## AIM OF THE TASK
In the entries that follow, how many lines hold "name"? Nothing but the number is expected.

⁂

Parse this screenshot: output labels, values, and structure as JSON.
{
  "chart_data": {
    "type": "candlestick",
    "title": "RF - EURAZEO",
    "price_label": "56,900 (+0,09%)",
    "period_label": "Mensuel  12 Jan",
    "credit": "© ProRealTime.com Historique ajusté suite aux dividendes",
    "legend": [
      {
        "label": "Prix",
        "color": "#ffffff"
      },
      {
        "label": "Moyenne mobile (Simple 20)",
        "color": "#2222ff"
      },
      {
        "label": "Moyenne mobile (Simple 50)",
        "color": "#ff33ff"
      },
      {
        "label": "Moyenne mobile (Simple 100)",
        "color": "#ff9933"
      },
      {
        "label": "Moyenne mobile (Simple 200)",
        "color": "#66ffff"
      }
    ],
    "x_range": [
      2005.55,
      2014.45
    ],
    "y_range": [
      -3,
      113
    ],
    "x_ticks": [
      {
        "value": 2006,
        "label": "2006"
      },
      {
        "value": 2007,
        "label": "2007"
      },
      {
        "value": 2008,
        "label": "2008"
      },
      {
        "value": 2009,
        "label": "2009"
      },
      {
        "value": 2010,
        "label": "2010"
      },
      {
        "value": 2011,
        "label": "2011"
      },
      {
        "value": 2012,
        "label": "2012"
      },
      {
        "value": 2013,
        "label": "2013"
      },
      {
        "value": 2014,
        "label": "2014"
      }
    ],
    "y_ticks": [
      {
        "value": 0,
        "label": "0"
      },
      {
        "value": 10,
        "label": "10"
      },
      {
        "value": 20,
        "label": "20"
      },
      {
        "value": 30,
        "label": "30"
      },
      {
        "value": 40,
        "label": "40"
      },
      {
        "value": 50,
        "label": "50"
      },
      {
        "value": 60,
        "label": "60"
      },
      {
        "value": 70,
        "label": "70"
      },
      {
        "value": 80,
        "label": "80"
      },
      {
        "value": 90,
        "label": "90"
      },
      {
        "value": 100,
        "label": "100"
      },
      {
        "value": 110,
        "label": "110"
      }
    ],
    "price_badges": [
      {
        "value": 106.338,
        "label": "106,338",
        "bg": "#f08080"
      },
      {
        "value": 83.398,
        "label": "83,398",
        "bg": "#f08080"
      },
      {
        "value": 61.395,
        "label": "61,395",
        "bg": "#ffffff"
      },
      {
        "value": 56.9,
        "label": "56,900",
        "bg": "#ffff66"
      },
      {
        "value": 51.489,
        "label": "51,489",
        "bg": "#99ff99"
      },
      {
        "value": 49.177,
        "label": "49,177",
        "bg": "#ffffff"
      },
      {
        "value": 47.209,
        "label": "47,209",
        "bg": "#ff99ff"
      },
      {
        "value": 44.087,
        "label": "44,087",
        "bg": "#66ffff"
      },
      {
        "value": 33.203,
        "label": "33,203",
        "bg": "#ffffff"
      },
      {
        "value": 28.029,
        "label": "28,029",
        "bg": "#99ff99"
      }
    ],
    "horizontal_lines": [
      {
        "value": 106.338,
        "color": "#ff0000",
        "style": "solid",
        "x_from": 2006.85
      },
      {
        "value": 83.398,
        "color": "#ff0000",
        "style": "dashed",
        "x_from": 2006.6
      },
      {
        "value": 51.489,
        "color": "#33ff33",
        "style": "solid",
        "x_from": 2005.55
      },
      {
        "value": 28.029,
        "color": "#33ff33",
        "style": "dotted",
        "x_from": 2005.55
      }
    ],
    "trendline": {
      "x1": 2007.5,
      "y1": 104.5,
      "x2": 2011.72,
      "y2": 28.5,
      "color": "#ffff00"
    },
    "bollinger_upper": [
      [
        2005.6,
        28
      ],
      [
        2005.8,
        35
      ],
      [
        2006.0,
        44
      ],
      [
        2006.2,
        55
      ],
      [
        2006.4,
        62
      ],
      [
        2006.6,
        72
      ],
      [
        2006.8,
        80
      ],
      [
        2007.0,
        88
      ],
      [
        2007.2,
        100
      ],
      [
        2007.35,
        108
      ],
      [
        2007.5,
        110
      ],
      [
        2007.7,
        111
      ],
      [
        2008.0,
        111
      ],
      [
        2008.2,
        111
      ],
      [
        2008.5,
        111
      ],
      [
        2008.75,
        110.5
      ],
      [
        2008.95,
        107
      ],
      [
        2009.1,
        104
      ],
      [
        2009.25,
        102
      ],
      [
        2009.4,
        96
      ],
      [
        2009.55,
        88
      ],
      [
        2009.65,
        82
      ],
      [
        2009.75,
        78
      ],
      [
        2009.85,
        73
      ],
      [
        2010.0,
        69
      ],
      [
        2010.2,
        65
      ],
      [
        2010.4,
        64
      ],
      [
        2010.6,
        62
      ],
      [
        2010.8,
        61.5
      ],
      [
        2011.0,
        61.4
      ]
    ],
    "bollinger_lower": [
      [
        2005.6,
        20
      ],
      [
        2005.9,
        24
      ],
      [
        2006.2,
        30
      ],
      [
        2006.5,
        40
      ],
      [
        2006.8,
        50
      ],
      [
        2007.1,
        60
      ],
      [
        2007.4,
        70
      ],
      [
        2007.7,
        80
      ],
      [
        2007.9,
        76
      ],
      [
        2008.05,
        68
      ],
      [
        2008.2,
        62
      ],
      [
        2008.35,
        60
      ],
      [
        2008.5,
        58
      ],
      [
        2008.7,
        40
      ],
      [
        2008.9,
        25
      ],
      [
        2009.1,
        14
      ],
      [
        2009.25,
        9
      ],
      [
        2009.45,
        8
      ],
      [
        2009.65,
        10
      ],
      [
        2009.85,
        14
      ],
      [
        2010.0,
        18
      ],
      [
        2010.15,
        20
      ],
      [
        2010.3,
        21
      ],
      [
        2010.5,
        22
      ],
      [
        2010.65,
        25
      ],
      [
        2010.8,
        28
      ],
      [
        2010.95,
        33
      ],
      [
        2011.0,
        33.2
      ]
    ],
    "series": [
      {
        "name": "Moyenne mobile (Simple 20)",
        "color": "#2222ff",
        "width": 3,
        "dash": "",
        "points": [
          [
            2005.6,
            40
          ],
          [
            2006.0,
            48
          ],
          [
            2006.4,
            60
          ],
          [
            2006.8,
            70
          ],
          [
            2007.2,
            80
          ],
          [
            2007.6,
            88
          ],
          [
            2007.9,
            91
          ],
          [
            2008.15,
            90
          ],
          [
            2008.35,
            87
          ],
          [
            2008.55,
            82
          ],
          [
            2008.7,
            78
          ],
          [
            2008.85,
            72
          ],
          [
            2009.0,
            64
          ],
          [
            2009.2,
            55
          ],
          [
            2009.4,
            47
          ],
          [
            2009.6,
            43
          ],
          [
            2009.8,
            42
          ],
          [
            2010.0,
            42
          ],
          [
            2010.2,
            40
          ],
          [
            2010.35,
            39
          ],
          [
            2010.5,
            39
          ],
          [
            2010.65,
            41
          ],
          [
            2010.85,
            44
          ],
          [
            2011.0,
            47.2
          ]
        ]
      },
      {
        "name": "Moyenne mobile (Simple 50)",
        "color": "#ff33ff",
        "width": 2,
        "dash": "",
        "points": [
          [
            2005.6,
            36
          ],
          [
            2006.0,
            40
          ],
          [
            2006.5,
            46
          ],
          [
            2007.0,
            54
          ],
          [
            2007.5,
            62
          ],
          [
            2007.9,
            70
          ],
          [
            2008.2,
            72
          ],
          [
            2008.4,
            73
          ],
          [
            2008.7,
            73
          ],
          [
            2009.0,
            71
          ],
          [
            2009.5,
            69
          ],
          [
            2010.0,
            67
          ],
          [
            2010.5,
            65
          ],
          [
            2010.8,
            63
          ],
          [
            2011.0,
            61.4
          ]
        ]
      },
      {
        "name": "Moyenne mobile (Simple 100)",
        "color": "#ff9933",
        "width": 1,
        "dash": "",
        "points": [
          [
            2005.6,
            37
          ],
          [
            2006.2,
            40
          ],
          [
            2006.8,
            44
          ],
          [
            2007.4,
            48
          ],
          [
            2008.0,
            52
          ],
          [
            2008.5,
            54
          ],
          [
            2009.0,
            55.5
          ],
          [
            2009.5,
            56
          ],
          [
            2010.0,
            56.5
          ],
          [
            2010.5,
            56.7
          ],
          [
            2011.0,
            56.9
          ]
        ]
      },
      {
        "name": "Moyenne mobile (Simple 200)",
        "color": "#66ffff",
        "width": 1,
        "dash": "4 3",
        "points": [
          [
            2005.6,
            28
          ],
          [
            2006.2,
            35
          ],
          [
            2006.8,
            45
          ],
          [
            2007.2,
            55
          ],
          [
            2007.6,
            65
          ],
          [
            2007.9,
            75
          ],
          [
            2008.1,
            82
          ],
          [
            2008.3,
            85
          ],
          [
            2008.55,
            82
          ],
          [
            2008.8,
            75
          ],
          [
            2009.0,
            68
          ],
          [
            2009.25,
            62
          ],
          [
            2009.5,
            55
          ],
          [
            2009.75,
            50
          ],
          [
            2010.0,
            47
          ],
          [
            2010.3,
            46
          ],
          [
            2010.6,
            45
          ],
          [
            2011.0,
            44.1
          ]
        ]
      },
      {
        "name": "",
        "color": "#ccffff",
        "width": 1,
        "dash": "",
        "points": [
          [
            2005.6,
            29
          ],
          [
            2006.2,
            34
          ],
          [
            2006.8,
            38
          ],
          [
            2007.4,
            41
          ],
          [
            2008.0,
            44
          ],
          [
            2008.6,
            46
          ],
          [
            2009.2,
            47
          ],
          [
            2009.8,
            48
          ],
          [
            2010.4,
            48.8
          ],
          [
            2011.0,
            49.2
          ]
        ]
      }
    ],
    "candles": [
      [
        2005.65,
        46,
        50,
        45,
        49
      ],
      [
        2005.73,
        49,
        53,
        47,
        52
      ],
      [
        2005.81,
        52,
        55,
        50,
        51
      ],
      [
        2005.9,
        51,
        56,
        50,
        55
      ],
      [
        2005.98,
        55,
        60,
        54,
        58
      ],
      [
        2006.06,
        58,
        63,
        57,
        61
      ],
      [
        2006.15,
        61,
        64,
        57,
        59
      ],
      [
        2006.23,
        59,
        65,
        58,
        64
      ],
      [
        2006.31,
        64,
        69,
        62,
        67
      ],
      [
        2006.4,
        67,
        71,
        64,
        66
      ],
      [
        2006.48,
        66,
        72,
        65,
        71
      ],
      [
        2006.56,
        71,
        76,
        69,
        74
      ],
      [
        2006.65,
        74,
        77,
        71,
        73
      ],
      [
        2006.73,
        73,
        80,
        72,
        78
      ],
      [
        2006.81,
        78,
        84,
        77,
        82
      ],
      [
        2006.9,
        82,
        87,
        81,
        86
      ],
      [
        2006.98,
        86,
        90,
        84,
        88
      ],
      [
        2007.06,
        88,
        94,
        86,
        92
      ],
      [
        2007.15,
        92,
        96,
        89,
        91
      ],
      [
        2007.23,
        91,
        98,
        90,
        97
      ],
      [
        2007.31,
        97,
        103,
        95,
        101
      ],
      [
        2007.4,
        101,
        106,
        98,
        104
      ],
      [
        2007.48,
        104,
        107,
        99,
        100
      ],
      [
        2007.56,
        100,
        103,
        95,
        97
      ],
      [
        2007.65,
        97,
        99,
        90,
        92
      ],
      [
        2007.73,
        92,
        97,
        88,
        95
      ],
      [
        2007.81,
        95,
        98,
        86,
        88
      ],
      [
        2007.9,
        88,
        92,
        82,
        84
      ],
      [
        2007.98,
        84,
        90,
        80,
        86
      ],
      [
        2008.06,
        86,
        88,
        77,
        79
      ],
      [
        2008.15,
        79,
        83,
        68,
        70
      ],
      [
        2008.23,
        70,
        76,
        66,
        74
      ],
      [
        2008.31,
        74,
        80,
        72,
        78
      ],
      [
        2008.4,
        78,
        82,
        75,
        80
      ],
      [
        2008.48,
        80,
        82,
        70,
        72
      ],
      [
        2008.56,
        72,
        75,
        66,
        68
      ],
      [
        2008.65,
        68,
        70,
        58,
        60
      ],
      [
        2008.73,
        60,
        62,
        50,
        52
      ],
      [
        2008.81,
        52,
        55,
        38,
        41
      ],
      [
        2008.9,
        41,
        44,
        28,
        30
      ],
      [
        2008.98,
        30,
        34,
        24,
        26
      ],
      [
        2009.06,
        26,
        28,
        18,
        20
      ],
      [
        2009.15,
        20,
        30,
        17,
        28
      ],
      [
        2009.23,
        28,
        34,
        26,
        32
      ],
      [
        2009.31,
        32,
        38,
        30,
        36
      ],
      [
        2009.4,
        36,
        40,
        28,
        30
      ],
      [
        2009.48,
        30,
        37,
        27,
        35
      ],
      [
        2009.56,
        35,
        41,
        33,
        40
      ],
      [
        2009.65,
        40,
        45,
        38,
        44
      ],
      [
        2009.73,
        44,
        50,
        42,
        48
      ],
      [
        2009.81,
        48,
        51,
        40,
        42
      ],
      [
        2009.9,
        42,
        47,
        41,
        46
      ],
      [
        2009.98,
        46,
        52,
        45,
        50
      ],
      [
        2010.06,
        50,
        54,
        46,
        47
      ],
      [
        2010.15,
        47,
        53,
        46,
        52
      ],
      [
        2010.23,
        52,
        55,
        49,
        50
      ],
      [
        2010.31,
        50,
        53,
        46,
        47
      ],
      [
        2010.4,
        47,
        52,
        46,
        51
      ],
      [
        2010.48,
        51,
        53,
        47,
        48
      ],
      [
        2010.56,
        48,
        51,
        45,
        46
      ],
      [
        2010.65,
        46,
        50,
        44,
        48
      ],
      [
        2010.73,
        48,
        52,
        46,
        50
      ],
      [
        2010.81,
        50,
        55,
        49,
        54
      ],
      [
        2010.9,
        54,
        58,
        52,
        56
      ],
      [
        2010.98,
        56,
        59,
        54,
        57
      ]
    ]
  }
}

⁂

## RESPONSE
5